Published January 13, 2015
Some parents and parishioners have accused the Roman Catholic diocese in Orange County of violating church doctrine by allowing a gay couple to enroll their children in a church school.
The group demanded that St. John the Baptist School (search) in Costa Mesa accept only families that pledge to abide by Catholic teachings, the Los Angeles Times reported in Sunday's editions. Church doctrine opposes gay relationships and adoption by same-sex couples.
"The teachings of the church seem to have been abandoned," John R. Nixon told the Times. "We send our children to a Catholic school because we expect and demand that the teachings of our church will be adhered to."
School officials rejected the demand, and issued a new policy stating that a family's background "does not constitute an absolute obstacle to enrollment in the school."
The parents' demand would presumably prevent two adopted boys whose parents are both men from attending the school's kindergarten.
The Rev. Gerald M. Horan, superintendent of diocese schools, said that if Catholic beliefs were strictly adhered to, then children whose parents divorced, used birth control or married outside the church would also have to be banned.
"This is the quagmire that the parents' position represents," he said. "It's a slippery slope to go down."

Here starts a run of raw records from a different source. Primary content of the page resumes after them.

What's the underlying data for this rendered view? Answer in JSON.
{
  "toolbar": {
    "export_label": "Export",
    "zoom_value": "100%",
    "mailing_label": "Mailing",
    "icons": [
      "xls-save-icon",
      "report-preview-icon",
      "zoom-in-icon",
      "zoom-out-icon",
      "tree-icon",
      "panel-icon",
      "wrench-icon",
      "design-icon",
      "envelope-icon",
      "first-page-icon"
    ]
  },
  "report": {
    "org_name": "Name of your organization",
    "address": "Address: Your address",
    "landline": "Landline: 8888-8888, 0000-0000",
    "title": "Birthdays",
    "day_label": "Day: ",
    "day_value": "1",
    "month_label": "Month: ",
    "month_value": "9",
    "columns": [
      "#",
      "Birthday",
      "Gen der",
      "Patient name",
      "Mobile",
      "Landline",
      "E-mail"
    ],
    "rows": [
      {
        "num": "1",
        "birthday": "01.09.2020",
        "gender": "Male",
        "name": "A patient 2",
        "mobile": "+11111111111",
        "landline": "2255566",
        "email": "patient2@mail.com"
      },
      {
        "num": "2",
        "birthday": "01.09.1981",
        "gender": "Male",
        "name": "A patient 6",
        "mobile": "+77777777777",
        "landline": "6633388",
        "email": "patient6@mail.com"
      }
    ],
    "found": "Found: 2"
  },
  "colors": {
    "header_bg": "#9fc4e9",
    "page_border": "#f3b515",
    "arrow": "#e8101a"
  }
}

The boys' parents, who enrolled their children at the beginning of the school year, declined to comment to the Times.
Some parents have promised to ask the Vatican (search) to intervene and some have threatened to pull their children from the school. Others are worried the boys' attendance will set a precedent, saying their presence is part of a larger effort by the gay community to change the church.

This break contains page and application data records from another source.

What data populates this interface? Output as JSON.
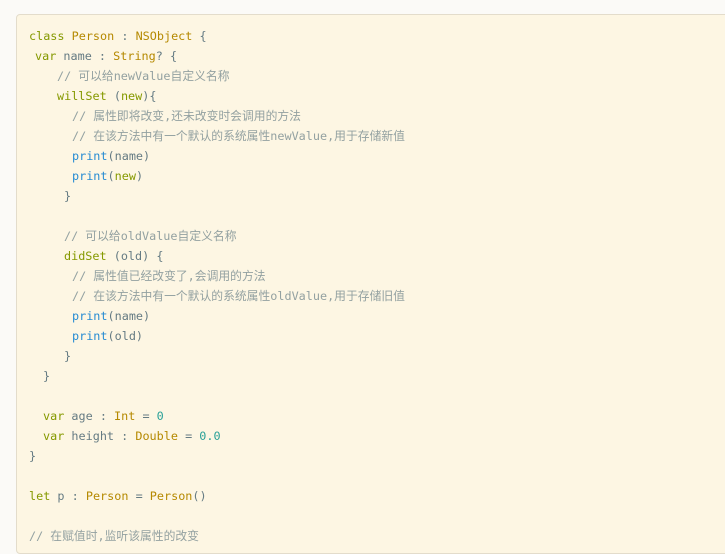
{
  "colors": {
    "keyword": "#859900",
    "type": "#b58900",
    "function": "#268bd2",
    "number": "#2aa198",
    "comment": "#93a1a1",
    "plain": "#657b83",
    "background": "#fdf6e3"
  },
  "code_lines": [
    {
      "indent": 0,
      "tokens": [
        [
          "kw",
          "class "
        ],
        [
          "ty",
          "Person"
        ],
        [
          "pl",
          " : "
        ],
        [
          "ty",
          "NSObject"
        ],
        [
          "pl",
          " {"
        ]
      ]
    },
    {
      "indent": 1,
      "tokens": [
        [
          "kw",
          "var "
        ],
        [
          "pl",
          "name : "
        ],
        [
          "ty",
          "String"
        ],
        [
          "pl",
          "? {"
        ]
      ]
    },
    {
      "indent": 4,
      "tokens": [
        [
          "cm",
          "// 可以给newValue自定义名称"
        ]
      ]
    },
    {
      "indent": 4,
      "tokens": [
        [
          "kw",
          "willSet "
        ],
        [
          "pl",
          "("
        ],
        [
          "kw",
          "new"
        ],
        [
          "pl",
          "){"
        ]
      ]
    },
    {
      "indent": 6,
      "tokens": [
        [
          "cm",
          "// 属性即将改变,还未改变时会调用的方法"
        ]
      ]
    },
    {
      "indent": 6,
      "tokens": [
        [
          "cm",
          "// 在该方法中有一个默认的系统属性newValue,用于存储新值"
        ]
      ]
    },
    {
      "indent": 6,
      "tokens": [
        [
          "fn",
          "print"
        ],
        [
          "pl",
          "(name)"
        ]
      ]
    },
    {
      "indent": 6,
      "tokens": [
        [
          "fn",
          "print"
        ],
        [
          "pl",
          "("
        ],
        [
          "kw",
          "new"
        ],
        [
          "pl",
          ")"
        ]
      ]
    },
    {
      "indent": 5,
      "tokens": [
        [
          "pl",
          "}"
        ]
      ]
    },
    {
      "indent": 0,
      "tokens": []
    },
    {
      "indent": 5,
      "tokens": [
        [
          "cm",
          "// 可以给oldValue自定义名称"
        ]
      ]
    },
    {
      "indent": 5,
      "tokens": [
        [
          "kw",
          "didSet "
        ],
        [
          "pl",
          "(old) {"
        ]
      ]
    },
    {
      "indent": 6,
      "tokens": [
        [
          "cm",
          "// 属性值已经改变了,会调用的方法"
        ]
      ]
    },
    {
      "indent": 6,
      "tokens": [
        [
          "cm",
          "// 在该方法中有一个默认的系统属性oldValue,用于存储旧值"
        ]
      ]
    },
    {
      "indent": 6,
      "tokens": [
        [
          "fn",
          "print"
        ],
        [
          "pl",
          "(name)"
        ]
      ]
    },
    {
      "indent": 6,
      "tokens": [
        [
          "fn",
          "print"
        ],
        [
          "pl",
          "(old)"
        ]
      ]
    },
    {
      "indent": 5,
      "tokens": [
        [
          "pl",
          "}"
        ]
      ]
    },
    {
      "indent": 2,
      "tokens": [
        [
          "pl",
          "}"
        ]
      ]
    },
    {
      "indent": 0,
      "tokens": []
    },
    {
      "indent": 2,
      "tokens": [
        [
          "kw",
          "var "
        ],
        [
          "pl",
          "age : "
        ],
        [
          "ty",
          "Int"
        ],
        [
          "pl",
          " = "
        ],
        [
          "num",
          "0"
        ]
      ]
    },
    {
      "indent": 2,
      "tokens": [
        [
          "kw",
          "var "
        ],
        [
          "pl",
          "height : "
        ],
        [
          "ty",
          "Double"
        ],
        [
          "pl",
          " = "
        ],
        [
          "num",
          "0.0"
        ]
      ]
    },
    {
      "indent": 0,
      "tokens": [
        [
          "pl",
          "}"
        ]
      ]
    },
    {
      "indent": 0,
      "tokens": []
    },
    {
      "indent": 0,
      "tokens": [
        [
          "kw",
          "let "
        ],
        [
          "pl",
          "p : "
        ],
        [
          "ty",
          "Person"
        ],
        [
          "pl",
          " = "
        ],
        [
          "ty",
          "Person"
        ],
        [
          "pl",
          "()"
        ]
      ]
    },
    {
      "indent": 0,
      "tokens": []
    },
    {
      "indent": 0,
      "tokens": [
        [
          "cm",
          "// 在赋值时,监听该属性的改变"
        ]
      ]
    }
  ]
}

"The boys are being used as pawns by these men to further their agenda," said Monica Sii, who has four children at the school.